▶ _What the task requires_: Gather each line of the records where "committed" appears.

▶ _Extracted data_:
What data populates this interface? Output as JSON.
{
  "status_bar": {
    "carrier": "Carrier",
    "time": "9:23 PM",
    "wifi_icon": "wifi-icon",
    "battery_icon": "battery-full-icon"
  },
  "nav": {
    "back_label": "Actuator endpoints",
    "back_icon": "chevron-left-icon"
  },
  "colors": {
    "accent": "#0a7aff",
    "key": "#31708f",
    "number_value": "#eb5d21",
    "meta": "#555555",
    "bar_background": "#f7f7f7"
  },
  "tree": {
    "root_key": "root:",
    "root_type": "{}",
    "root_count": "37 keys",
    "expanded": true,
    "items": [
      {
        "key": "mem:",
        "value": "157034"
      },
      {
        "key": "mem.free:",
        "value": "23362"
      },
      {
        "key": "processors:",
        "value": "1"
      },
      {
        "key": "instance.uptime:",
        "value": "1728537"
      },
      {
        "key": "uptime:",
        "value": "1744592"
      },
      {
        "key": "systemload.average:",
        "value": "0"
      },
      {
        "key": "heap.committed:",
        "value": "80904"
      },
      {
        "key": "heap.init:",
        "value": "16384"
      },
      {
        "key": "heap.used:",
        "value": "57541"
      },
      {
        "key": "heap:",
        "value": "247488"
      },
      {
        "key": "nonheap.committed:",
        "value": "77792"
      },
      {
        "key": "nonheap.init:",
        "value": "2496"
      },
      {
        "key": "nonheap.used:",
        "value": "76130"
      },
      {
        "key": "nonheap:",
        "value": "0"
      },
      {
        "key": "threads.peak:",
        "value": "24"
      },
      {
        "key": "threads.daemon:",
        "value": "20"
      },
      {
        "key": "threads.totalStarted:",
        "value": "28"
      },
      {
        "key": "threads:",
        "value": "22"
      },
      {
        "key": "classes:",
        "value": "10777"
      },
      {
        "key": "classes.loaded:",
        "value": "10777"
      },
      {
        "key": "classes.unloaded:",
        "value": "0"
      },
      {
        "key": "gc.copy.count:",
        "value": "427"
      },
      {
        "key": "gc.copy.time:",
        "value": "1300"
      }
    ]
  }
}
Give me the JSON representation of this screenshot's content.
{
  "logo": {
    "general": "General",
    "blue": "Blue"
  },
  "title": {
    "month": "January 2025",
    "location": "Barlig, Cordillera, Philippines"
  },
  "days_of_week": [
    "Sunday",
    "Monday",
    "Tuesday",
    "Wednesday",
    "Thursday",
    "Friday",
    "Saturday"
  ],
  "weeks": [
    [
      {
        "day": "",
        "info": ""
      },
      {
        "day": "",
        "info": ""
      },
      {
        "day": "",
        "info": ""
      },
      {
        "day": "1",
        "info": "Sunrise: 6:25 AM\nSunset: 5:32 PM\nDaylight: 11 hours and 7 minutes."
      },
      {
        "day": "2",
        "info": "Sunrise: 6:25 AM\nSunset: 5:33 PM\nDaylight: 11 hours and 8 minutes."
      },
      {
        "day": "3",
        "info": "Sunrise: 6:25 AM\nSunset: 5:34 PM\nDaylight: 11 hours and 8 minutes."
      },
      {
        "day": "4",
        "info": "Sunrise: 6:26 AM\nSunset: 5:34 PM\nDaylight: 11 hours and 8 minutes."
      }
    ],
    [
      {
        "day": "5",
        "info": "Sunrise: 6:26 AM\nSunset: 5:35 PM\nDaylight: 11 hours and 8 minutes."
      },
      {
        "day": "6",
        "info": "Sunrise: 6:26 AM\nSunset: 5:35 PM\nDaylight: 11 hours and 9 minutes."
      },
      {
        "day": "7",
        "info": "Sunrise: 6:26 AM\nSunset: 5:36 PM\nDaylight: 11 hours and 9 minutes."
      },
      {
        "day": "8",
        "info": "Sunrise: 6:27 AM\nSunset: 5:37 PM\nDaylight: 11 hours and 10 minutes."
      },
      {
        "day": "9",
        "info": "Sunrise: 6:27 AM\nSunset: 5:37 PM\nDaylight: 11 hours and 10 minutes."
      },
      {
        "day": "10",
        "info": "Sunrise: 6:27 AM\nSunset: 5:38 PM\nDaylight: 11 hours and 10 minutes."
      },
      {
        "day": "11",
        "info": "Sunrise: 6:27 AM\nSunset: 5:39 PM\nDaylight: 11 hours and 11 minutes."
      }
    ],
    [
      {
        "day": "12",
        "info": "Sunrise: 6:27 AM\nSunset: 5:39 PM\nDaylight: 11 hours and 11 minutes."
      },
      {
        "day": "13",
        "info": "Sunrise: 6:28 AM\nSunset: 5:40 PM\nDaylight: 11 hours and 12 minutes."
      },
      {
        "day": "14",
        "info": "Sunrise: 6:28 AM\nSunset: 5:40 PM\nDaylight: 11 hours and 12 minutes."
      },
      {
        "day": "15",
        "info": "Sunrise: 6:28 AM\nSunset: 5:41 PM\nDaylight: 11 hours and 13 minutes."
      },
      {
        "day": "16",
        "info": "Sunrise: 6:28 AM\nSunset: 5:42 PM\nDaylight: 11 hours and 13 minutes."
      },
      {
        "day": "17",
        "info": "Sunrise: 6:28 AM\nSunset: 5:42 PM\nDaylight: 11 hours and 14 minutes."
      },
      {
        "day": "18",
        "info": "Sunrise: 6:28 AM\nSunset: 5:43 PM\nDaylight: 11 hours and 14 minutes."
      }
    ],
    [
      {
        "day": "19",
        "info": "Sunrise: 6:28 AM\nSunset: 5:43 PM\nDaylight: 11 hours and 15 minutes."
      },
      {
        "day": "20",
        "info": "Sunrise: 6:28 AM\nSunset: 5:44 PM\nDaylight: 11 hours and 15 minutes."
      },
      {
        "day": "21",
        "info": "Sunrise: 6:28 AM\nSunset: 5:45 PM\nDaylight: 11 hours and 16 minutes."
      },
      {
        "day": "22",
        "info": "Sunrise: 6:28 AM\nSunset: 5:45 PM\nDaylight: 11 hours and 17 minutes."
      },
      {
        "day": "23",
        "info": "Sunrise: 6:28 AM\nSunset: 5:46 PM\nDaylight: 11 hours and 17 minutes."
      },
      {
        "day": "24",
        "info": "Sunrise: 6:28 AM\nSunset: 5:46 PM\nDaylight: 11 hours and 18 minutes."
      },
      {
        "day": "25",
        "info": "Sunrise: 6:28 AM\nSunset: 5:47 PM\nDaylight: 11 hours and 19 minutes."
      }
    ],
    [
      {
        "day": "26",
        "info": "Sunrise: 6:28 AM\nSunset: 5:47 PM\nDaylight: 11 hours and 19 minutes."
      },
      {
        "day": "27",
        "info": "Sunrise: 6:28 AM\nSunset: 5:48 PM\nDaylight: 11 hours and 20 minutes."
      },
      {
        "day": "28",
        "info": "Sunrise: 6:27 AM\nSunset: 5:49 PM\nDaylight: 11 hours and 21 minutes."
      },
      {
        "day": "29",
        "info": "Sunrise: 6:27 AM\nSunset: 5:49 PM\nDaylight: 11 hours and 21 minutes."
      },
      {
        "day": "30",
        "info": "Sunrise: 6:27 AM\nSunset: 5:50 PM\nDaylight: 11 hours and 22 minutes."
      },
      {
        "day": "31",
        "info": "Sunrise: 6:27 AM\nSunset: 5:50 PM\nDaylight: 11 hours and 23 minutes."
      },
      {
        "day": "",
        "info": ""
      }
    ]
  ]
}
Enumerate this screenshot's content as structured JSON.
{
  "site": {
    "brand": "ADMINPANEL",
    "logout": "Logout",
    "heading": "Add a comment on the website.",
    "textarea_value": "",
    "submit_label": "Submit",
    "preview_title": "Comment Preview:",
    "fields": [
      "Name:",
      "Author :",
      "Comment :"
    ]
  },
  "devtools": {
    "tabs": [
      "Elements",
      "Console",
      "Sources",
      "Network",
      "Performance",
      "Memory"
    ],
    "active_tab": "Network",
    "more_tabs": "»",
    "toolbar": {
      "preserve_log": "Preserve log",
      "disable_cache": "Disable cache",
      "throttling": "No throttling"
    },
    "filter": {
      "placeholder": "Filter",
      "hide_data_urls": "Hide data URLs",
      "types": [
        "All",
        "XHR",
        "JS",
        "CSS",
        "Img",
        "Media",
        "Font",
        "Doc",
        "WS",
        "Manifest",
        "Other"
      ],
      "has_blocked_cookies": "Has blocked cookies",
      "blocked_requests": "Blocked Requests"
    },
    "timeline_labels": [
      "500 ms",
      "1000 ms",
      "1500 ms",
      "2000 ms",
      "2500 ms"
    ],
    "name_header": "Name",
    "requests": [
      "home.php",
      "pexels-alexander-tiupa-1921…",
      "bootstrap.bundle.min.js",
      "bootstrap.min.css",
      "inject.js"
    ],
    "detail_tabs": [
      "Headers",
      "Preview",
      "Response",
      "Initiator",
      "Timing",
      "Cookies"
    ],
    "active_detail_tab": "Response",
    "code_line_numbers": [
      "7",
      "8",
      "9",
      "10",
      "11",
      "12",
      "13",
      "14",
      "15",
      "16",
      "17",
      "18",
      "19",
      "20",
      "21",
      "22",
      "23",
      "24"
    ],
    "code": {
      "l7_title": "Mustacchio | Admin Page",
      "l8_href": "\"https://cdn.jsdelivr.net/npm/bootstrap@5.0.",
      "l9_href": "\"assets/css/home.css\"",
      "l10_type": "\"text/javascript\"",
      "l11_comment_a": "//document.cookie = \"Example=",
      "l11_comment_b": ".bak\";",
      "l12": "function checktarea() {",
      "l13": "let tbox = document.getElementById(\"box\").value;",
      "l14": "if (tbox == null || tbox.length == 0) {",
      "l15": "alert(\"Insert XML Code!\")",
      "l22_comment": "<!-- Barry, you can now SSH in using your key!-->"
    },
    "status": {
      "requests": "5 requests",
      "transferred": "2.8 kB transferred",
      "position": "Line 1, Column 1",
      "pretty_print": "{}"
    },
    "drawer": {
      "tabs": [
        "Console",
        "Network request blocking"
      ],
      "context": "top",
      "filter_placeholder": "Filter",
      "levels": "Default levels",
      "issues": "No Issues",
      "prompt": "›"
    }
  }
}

▶ _Result below_:
        "key": "heap.committed:",
        "key": "nonheap.committed:",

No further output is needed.